PROBLEM TO WORK ON –
Show all lines below holding the string "τώρα".

DATA SUPPLIED –
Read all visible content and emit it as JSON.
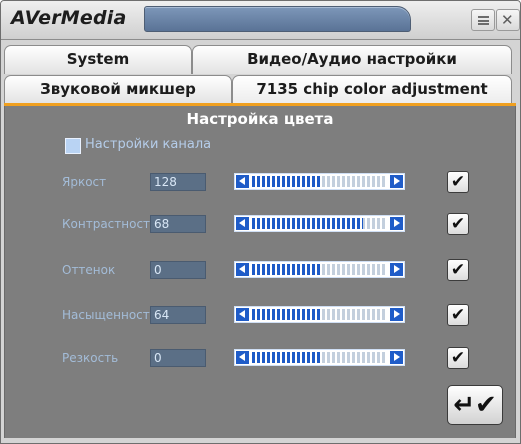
{
  "window": {
    "brand": "AVerMedia",
    "menu_icon": "menu-icon",
    "close_icon": "close-icon",
    "close_glyph": "✕"
  },
  "tabs": [
    {
      "label": "System"
    },
    {
      "label": "Видео/Аудио настройки"
    },
    {
      "label": "Звуковой микшер"
    },
    {
      "label": "7135 chip color adjustment",
      "active": true
    }
  ],
  "panel": {
    "title": "Настройка цвета",
    "channel_settings_label": "Настройки канала",
    "channel_settings_checked": false,
    "rows": [
      {
        "label": "Яркост",
        "value": "128",
        "level": 0.5,
        "enabled": true
      },
      {
        "label": "Контрастность",
        "value": "68",
        "level": 0.82,
        "enabled": true
      },
      {
        "label": "Оттенок",
        "value": "0",
        "level": 0.5,
        "enabled": true
      },
      {
        "label": "Насыщенность",
        "value": "64",
        "level": 0.5,
        "enabled": true
      },
      {
        "label": "Резкость",
        "value": "0",
        "level": 0.5,
        "enabled": true
      }
    ],
    "check_glyph": "✔",
    "apply_glyph": "↵✔"
  },
  "colors": {
    "accent": "#f0a020",
    "slider_fill": "#1d5ac7",
    "panel_bg": "#7e7e7e",
    "label_text": "#a3bcd8"
  }
}
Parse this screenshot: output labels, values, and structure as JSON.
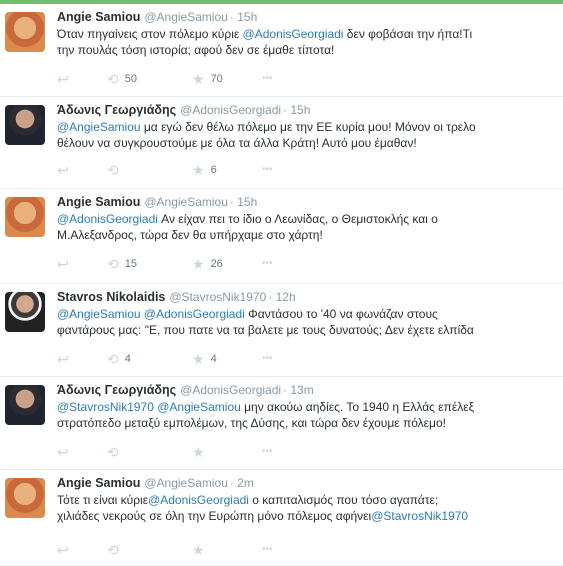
{
  "tweets": [
    {
      "name": "Angie Samiou",
      "handle": "@AngieSamiou",
      "time": "· 15h",
      "avatar": "angie",
      "line1": [
        {
          "t": "Όταν πηγαίνεις στον πόλεμο κύριε "
        },
        {
          "t": "@AdonisGeorgiadi",
          "m": true
        },
        {
          "t": " δεν φοβάσαι την ήπα!Τι"
        }
      ],
      "line2": [
        {
          "t": "την πουλάς τόση ιστορία; αφού δεν σε έμαθε τίποτα!"
        }
      ],
      "retweets": "50",
      "favorites": "70"
    },
    {
      "name": "Άδωνις Γεωργιάδης",
      "handle": "@AdonisGeorgiadi",
      "time": "· 15h",
      "avatar": "adonis",
      "line1": [
        {
          "t": "@AngieSamiou",
          "m": true
        },
        {
          "t": " μα εγώ δεν θέλω πόλεμο με την ΕΕ κυρία μου! Μόνον οι τρελο"
        }
      ],
      "line2": [
        {
          "t": "θέλουν να συγκρουστούμε με όλα τα άλλα Κράτη! Αυτό μου έμαθαν!"
        }
      ],
      "retweets": "",
      "favorites": "6"
    },
    {
      "name": "Angie Samiou",
      "handle": "@AngieSamiou",
      "time": "· 15h",
      "avatar": "angie",
      "line1": [
        {
          "t": "@AdonisGeorgiadi",
          "m": true
        },
        {
          "t": " Αν είχαν πει το ίδιο ο Λεωνίδας, ο Θεμιστοκλής και ο"
        }
      ],
      "line2": [
        {
          "t": "Μ.Αλεξανδρος, τώρα δεν θα υπήρχαμε στο χάρτη!"
        }
      ],
      "retweets": "15",
      "favorites": "26"
    },
    {
      "name": "Stavros Nikolaidis",
      "handle": "@StavrosNik1970",
      "time": "· 12h",
      "avatar": "stavros",
      "line1": [
        {
          "t": "@AngieSamiou",
          "m": true
        },
        {
          "t": " "
        },
        {
          "t": "@AdonisGeorgiadi",
          "m": true
        },
        {
          "t": " Φαντάσου το '40 να φωνάζαν στους"
        }
      ],
      "line2": [
        {
          "t": "φαντάρους μας: \"Ε, που πατε να τα βαλετε με τους δυνατούς; Δεν έχετε ελπίδα"
        }
      ],
      "retweets": "4",
      "favorites": "4"
    },
    {
      "name": "Άδωνις Γεωργιάδης",
      "handle": "@AdonisGeorgiadi",
      "time": "· 13m",
      "avatar": "adonis",
      "line1": [
        {
          "t": "@StavrosNik1970",
          "m": true
        },
        {
          "t": " "
        },
        {
          "t": "@AngieSamiou",
          "m": true
        },
        {
          "t": " μην ακούω αηδίες. Το 1940 η Ελλάς επέλεξ"
        }
      ],
      "line2": [
        {
          "t": "στρατόπεδο μεταξύ εμπολέμων, της Δύσης, και τώρα δεν έχουμε πόλεμο!"
        }
      ],
      "retweets": "",
      "favorites": ""
    },
    {
      "name": "Angie Samiou",
      "handle": "@AngieSamiou",
      "time": "· 2m",
      "avatar": "angie",
      "line1": [
        {
          "t": "Τότε τι είναι κύριε"
        },
        {
          "t": "@AdonisGeorgiadi",
          "m": true
        },
        {
          "t": " ο καπιταλισμός που τόσο αγαπάτε;"
        }
      ],
      "line2": [
        {
          "t": "χιλιάδες νεκρούς σε όλη την Ευρώπη μόνο πόλεμος αφήνει"
        },
        {
          "t": "@StavrosNik1970",
          "m": true
        }
      ],
      "retweets": "",
      "favorites": ""
    }
  ],
  "icons": {
    "reply": "reply-icon",
    "retweet": "retweet-icon",
    "favorite": "star-icon",
    "more": "more-icon"
  },
  "colors": {
    "accent": "#2b7bb9",
    "thread": "#7cc08f",
    "muted": "#8899a6"
  }
}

PROBLEM SOLUTION –
          "t": "Μ.Αλεξανδρος, τώρα δεν θα υπήρχαμε στο χάρτη!"
          "t": "στρατόπεδο μεταξύ εμπολέμων, της Δύσης, και τώρα δεν έχουμε πόλεμο!"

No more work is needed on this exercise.